Work order: In your copy, include every line of the records exactly and no picture at all.

[Start of section]

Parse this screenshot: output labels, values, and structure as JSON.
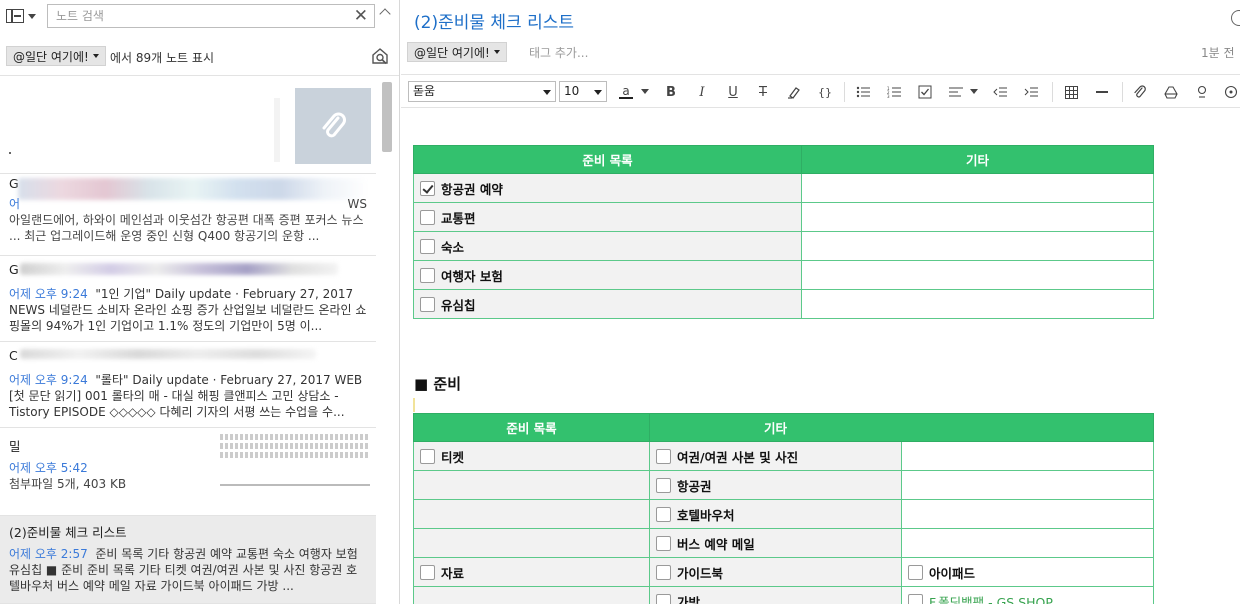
{
  "sidebar": {
    "search_placeholder": "노트 검색",
    "notebook_chip": "@일단 여기에!",
    "filter_count": "에서 89개 노트 표시",
    "notes": [
      {
        "title": "",
        "date": "",
        "snippet": "",
        "type": "attachment"
      },
      {
        "title": "G",
        "date": "어",
        "snippet": "아일랜드에어, 하와이 메인섬과 이웃섬간 항공편 대폭 증편 포커스 뉴스 ... 최근 업그레이드해 운영 중인 신형 Q400 항공기의 운항 ...",
        "tail": "WS"
      },
      {
        "title": "G",
        "date": "어제 오후 9:24",
        "snippet": "\"1인 기업\" Daily update · February 27, 2017 NEWS 네덜란드 소비자 온라인 쇼핑 증가 산업일보 네덜란드 온라인 쇼핑몰의 94%가 1인 기업이고 1.1% 정도의 기업만이 5명 이..."
      },
      {
        "title": "C",
        "date": "어제 오후 9:24",
        "snippet": "\"롤타\" Daily update · February 27, 2017 WEB [첫 문단 읽기] 001 롤타의 매 - 대실 해핑 클앤피스 고민 상담소 - Tistory EPISODE ◇◇◇◇◇ 다혜리 기자의 서평 쓰는 수업을 수..."
      },
      {
        "title": "밀",
        "date": "어제 오후 5:42",
        "snippet": "첨부파일 5개, 403 KB"
      },
      {
        "title": "(2)준비물 체크 리스트",
        "date": "어제 오후 2:57",
        "snippet": "준비 목록 기타 항공권 예약 교통편 숙소 여행자 보험 유심칩 ■ 준비 준비 목록 기타 티켓 여권/여권 사본 및 사진 항공권 호텔바우처 버스 예약 메일 자료 가이드북 아이패드 가방 ..."
      }
    ]
  },
  "editor": {
    "title": "(2)준비물 체크 리스트",
    "notebook_chip": "@일단 여기에!",
    "tag_placeholder": "태그 추가...",
    "edited": "1분 전",
    "font": "돋움",
    "size": "10",
    "table1": {
      "headers": [
        "준비 목록",
        "기타"
      ],
      "rows": [
        {
          "label": "항공권 예약",
          "checked": true
        },
        {
          "label": "교통편",
          "checked": false
        },
        {
          "label": "숙소",
          "checked": false
        },
        {
          "label": "여행자 보험",
          "checked": false
        },
        {
          "label": "유심칩",
          "checked": false
        }
      ]
    },
    "section_heading": "■ 준비",
    "table2": {
      "headers": [
        "준비 목록",
        "기타"
      ],
      "rows": [
        {
          "col1": "티켓",
          "col2": "여권/여권 사본 및 사진",
          "col3": ""
        },
        {
          "col1": "",
          "col2": "항공권",
          "col3": ""
        },
        {
          "col1": "",
          "col2": "호텔바우처",
          "col3": ""
        },
        {
          "col1": "",
          "col2": "버스 예약 메일",
          "col3": ""
        },
        {
          "col1": "자료",
          "col2": "가이드북",
          "col3": "아이패드"
        },
        {
          "col1": "",
          "col2": "가방",
          "col3": "F.폴딩백팩 - GS SHOP"
        }
      ]
    }
  },
  "colors": {
    "accent_blue": "#1e6fc8",
    "date_blue": "#3b7ad9",
    "table_green": "#33c16e",
    "selected_bg": "#ebebeb"
  }
}
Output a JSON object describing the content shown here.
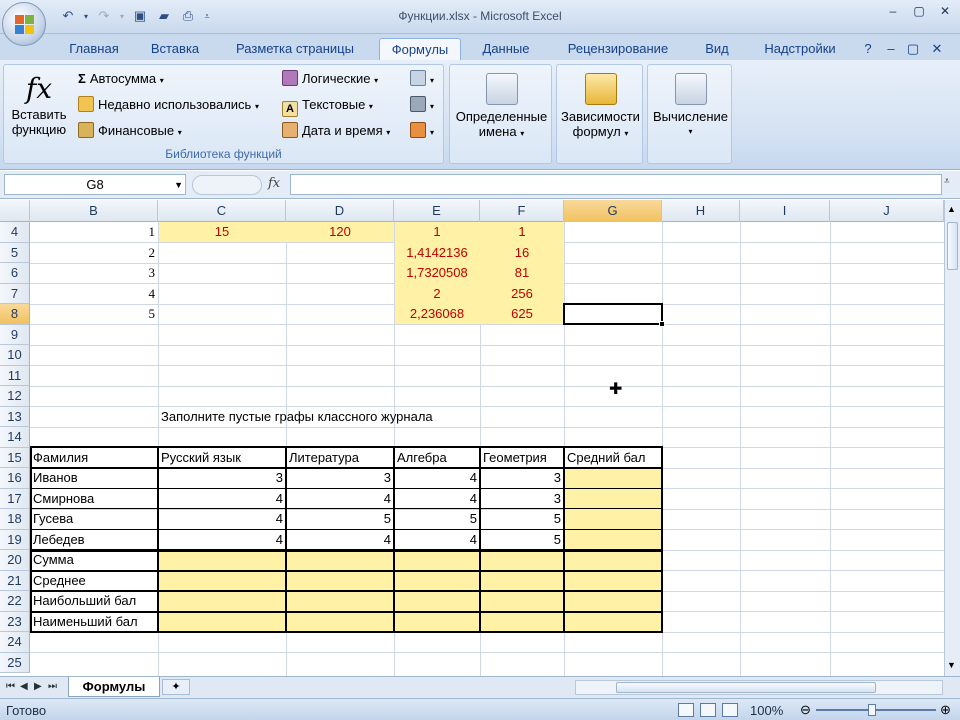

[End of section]

Solved problem:
Parse this screenshot: output labels, values, and structure as JSON.
{
  "sidebar": {
    "search_placeholder": "노트 검색",
    "notebook_chip": "@일단 여기에!",
    "filter_count": "에서 89개 노트 표시",
    "notes": [
      {
        "title": "",
        "date": "",
        "snippet": "",
        "type": "attachment"
      },
      {
        "title": "G",
        "date": "어",
        "snippet": "아일랜드에어, 하와이 메인섬과 이웃섬간 항공편 대폭 증편 포커스 뉴스 ... 최근 업그레이드해 운영 중인 신형 Q400 항공기의 운항 ...",
        "tail": "WS"
      },
      {
        "title": "G",
        "date": "어제 오후 9:24",
        "snippet": "\"1인 기업\" Daily update · February 27, 2017 NEWS 네덜란드 소비자 온라인 쇼핑 증가 산업일보 네덜란드 온라인 쇼핑몰의 94%가 1인 기업이고 1.1% 정도의 기업만이 5명 이..."
      },
      {
        "title": "C",
        "date": "어제 오후 9:24",
        "snippet": "\"롤타\" Daily update · February 27, 2017 WEB [첫 문단 읽기] 001 롤타의 매 - 대실 해핑 클앤피스 고민 상담소 - Tistory EPISODE ◇◇◇◇◇ 다혜리 기자의 서평 쓰는 수업을 수..."
      },
      {
        "title": "밀",
        "date": "어제 오후 5:42",
        "snippet": "첨부파일 5개, 403 KB"
      },
      {
        "title": "(2)준비물 체크 리스트",
        "date": "어제 오후 2:57",
        "snippet": "준비 목록 기타 항공권 예약 교통편 숙소 여행자 보험 유심칩 ■ 준비 준비 목록 기타 티켓 여권/여권 사본 및 사진 항공권 호텔바우처 버스 예약 메일 자료 가이드북 아이패드 가방 ..."
      }
    ]
  },
  "editor": {
    "title": "(2)준비물 체크 리스트",
    "notebook_chip": "@일단 여기에!",
    "tag_placeholder": "태그 추가...",
    "edited": "1분 전",
    "font": "돋움",
    "size": "10",
    "table1": {
      "headers": [
        "준비 목록",
        "기타"
      ],
      "rows": [
        {
          "label": "항공권 예약",
          "checked": true
        },
        {
          "label": "교통편",
          "checked": false
        },
        {
          "label": "숙소",
          "checked": false
        },
        {
          "label": "여행자 보험",
          "checked": false
        },
        {
          "label": "유심칩",
          "checked": false
        }
      ]
    },
    "section_heading": "■ 준비",
    "table2": {
      "headers": [
        "준비 목록",
        "기타"
      ],
      "rows": [
        {
          "col1": "티켓",
          "col2": "여권/여권 사본 및 사진",
          "col3": ""
        },
        {
          "col1": "",
          "col2": "항공권",
          "col3": ""
        },
        {
          "col1": "",
          "col2": "호텔바우처",
          "col3": ""
        },
        {
          "col1": "",
          "col2": "버스 예약 메일",
          "col3": ""
        },
        {
          "col1": "자료",
          "col2": "가이드북",
          "col3": "아이패드"
        },
        {
          "col1": "",
          "col2": "가방",
          "col3": "F.폴딩백팩 - GS SHOP"
        }
      ]
    }
  },
  "colors": {
    "accent_blue": "#1e6fc8",
    "date_blue": "#3b7ad9",
    "table_green": "#33c16e",
    "selected_bg": "#ebebeb"
  }
}
Output a JSON object describing the content shown here.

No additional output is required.